Bison offense: highly efficient, productive

FARGO — True, and there’s no debating it, the nonconference schedule for North Dakota State in the last month was two-thirds soft and one-third pretty good — although that game ended up being a rout, also. And there’s also no debating this either: The offense was pretty good, no matter how you slice it.
NDSU enters Missouri Valley Football Conference play Saturday, Sept. 30, against Missouri State as the top-scoring team in Division I FCS football, averaging 56.0 points per game. Most of that came on the heels of scoring 72 against Mississippi Valley State and 56 against Robert Morris University, but putting up 40 in a road win at Eastern Washington is nothing to sneeze at, either.
“We’ve been happy so far how we’ve moved the football as an offense, how we’ve done throwing the ball and how we’ve been efficient,” said quarterback Easton Stick. “It helps when the offensive line is moving people and gashing people in the run game, so that opens things up. We’ll continue to lean on those five guys up front and whoever is rotating in there and they’ll carry us through the Valley.”
Stick, in the process, is quietly moving up the NDSU career charts. The junior is fifth in career passing yards with 3,864, fifth in passing touchdowns with 36, sixth in completions at 288 and seventh in attempts at 475.
He has not thrown an interception this year and has gone 85 straight attempts without a pick, going back to the FCS quarterfinal playoff game against South Dakota State last year. Stick had a streak of 113 attempts without an interception as a freshman. The school record is 143 set by Carson Wentz set in 2014-15.
Perhaps more impressive for Stick — and again it may be padded, taking the competition into account — is his completion percentage. He’s 29 of 40 for an accuracy of 73 percent.
“Just continuing to be comfortable with what we’re doing offensively,” he said. “Something big for me was going through a whole another offseason and seeing things again for the second and third time.”
Stick, a threat to score as a runner with his speed and agility, has 13 rushing attempts. Only a select few of those, however, were designed runs with the rest scrambles or sacks out of a passing situation.
He said the Bison won’t change its running philosophy at quarterback with senior backup Cole Davis out of the lineup for a few weeks with a shoulder injury. The top backup now is freshman Henry Van Dellen, who has had limited game experience.
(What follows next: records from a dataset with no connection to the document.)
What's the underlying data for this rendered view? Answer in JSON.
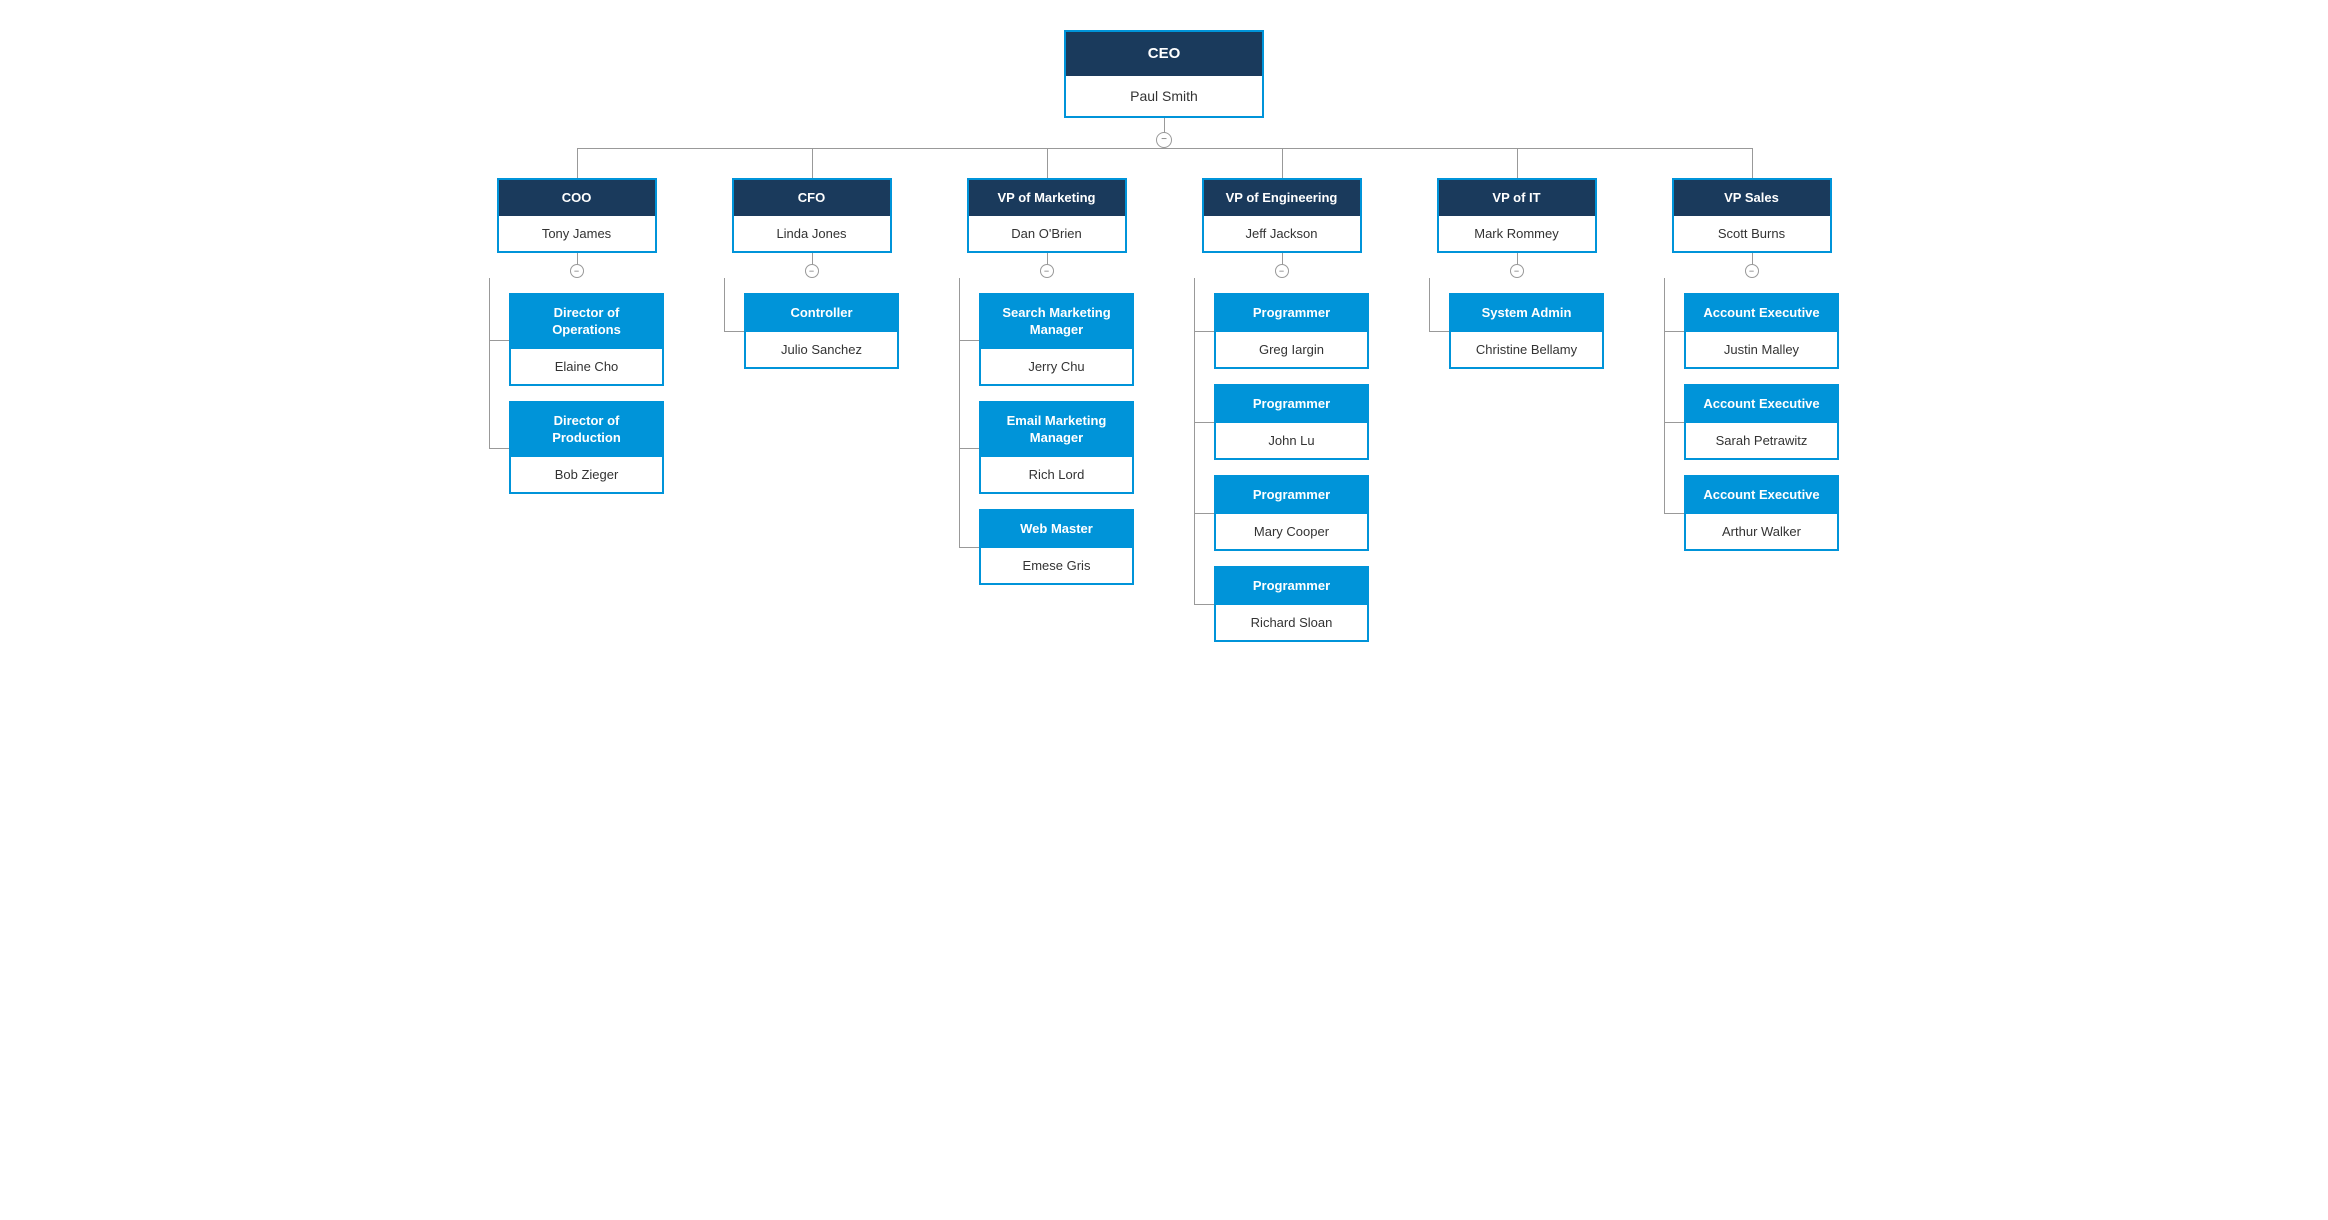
{
  "ceo": {
    "title": "CEO",
    "name": "Paul Smith"
  },
  "l2": [
    {
      "id": "coo",
      "title": "COO",
      "name": "Tony James",
      "children": [
        {
          "title": "Director of\nOperations",
          "name": "Elaine Cho"
        },
        {
          "title": "Director of\nProduction",
          "name": "Bob Zieger"
        }
      ]
    },
    {
      "id": "cfo",
      "title": "CFO",
      "name": "Linda Jones",
      "children": [
        {
          "title": "Controller",
          "name": "Julio Sanchez"
        }
      ]
    },
    {
      "id": "vp-marketing",
      "title": "VP of Marketing",
      "name": "Dan O'Brien",
      "children": [
        {
          "title": "Search Marketing\nManager",
          "name": "Jerry Chu"
        },
        {
          "title": "Email Marketing\nManager",
          "name": "Rich Lord"
        },
        {
          "title": "Web Master",
          "name": "Emese Gris"
        }
      ]
    },
    {
      "id": "vp-engineering",
      "title": "VP of Engineering",
      "name": "Jeff Jackson",
      "children": [
        {
          "title": "Programmer",
          "name": "Greg Iargin"
        },
        {
          "title": "Programmer",
          "name": "John Lu"
        },
        {
          "title": "Programmer",
          "name": "Mary Cooper"
        },
        {
          "title": "Programmer",
          "name": "Richard Sloan"
        }
      ]
    },
    {
      "id": "vp-it",
      "title": "VP of IT",
      "name": "Mark Rommey",
      "children": [
        {
          "title": "System Admin",
          "name": "Christine Bellamy"
        }
      ]
    },
    {
      "id": "vp-sales",
      "title": "VP Sales",
      "name": "Scott Burns",
      "children": [
        {
          "title": "Account Executive",
          "name": "Justin Malley"
        },
        {
          "title": "Account Executive",
          "name": "Sarah Petrawitz"
        },
        {
          "title": "Account Executive",
          "name": "Arthur Walker"
        }
      ]
    }
  ],
  "icons": {
    "collapse": "−"
  }
}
“We’re going to call our offense and we’re going to play,” Stick said. “That’s how I prefer it, and I know that’s how (the Bison coaches) prefer it. We have to play. Injuries happen, they’re part of football and everybody feels sick for Cole as a senior and a guy who has put so much into our program, but we would be hurting ourselves by limiting the playbook or calls.”
The playbook that has produced 168 points is the most through the first three games since the Bison started a Division I schedule in 2004. It’s the second-most in school history behind the 169 that the 2000 team put up. The previous Division I high was 140 in 2012.
“I think we’ve been pretty effective in the passing game and obviously in the running game, and we have to continue to get better every day,” said running back Lance Dunn. “Especially now that we’re going into conference play.”